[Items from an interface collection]
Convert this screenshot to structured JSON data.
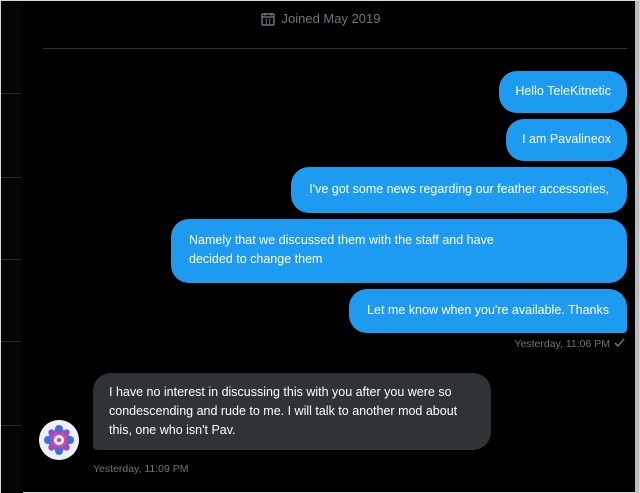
{
  "header": {
    "joined_text": "Joined May 2019",
    "icon": "calendar-icon"
  },
  "messages": [
    {
      "direction": "sent",
      "text": "Hello TeleKitnetic"
    },
    {
      "direction": "sent",
      "text": "I am Pavalineox"
    },
    {
      "direction": "sent",
      "text": "I've got some news regarding our feather accessories,"
    },
    {
      "direction": "sent",
      "text_lines": [
        "Namely that we discussed them with the staff and have",
        "decided to change them"
      ]
    },
    {
      "direction": "sent",
      "text": "Let me know when you're available. Thanks"
    },
    {
      "direction": "received",
      "text": "I have no interest in discussing this with you after you were so condescending and rude to me. I will talk to another mod about this, one who isn't Pav."
    }
  ],
  "sent_timestamp": "Yesterday, 11:06 PM",
  "sent_status_icon": "checkmark-icon",
  "received_timestamp": "Yesterday, 11:09 PM",
  "colors": {
    "background": "#000000",
    "sent_bubble": "#1d9bf0",
    "received_bubble": "#2f3336",
    "meta_text": "#6e767d",
    "divider": "#2f3336"
  }
}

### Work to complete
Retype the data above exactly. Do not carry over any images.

### Written response
Convert this screenshot to structured JSON data.
{
  "header": {
    "joined_text": "Joined May 2019",
    "icon": "calendar-icon"
  },
  "messages": [
    {
      "direction": "sent",
      "text": "Hello TeleKitnetic"
    },
    {
      "direction": "sent",
      "text": "I am Pavalineox"
    },
    {
      "direction": "sent",
      "text": "I've got some news regarding our feather accessories,"
    },
    {
      "direction": "sent",
      "text_lines": [
        "Namely that we discussed them with the staff and have",
        "decided to change them"
      ]
    },
    {
      "direction": "sent",
      "text": "Let me know when you're available. Thanks"
    },
    {
      "direction": "received",
      "text": "I have no interest in discussing this with you after you were so condescending and rude to me. I will talk to another mod about this, one who isn't Pav."
    }
  ],
  "sent_timestamp": "Yesterday, 11:06 PM",
  "sent_status_icon": "checkmark-icon",
  "received_timestamp": "Yesterday, 11:09 PM",
  "colors": {
    "background": "#000000",
    "sent_bubble": "#1d9bf0",
    "received_bubble": "#2f3336",
    "meta_text": "#6e767d",
    "divider": "#2f3336"
  }
}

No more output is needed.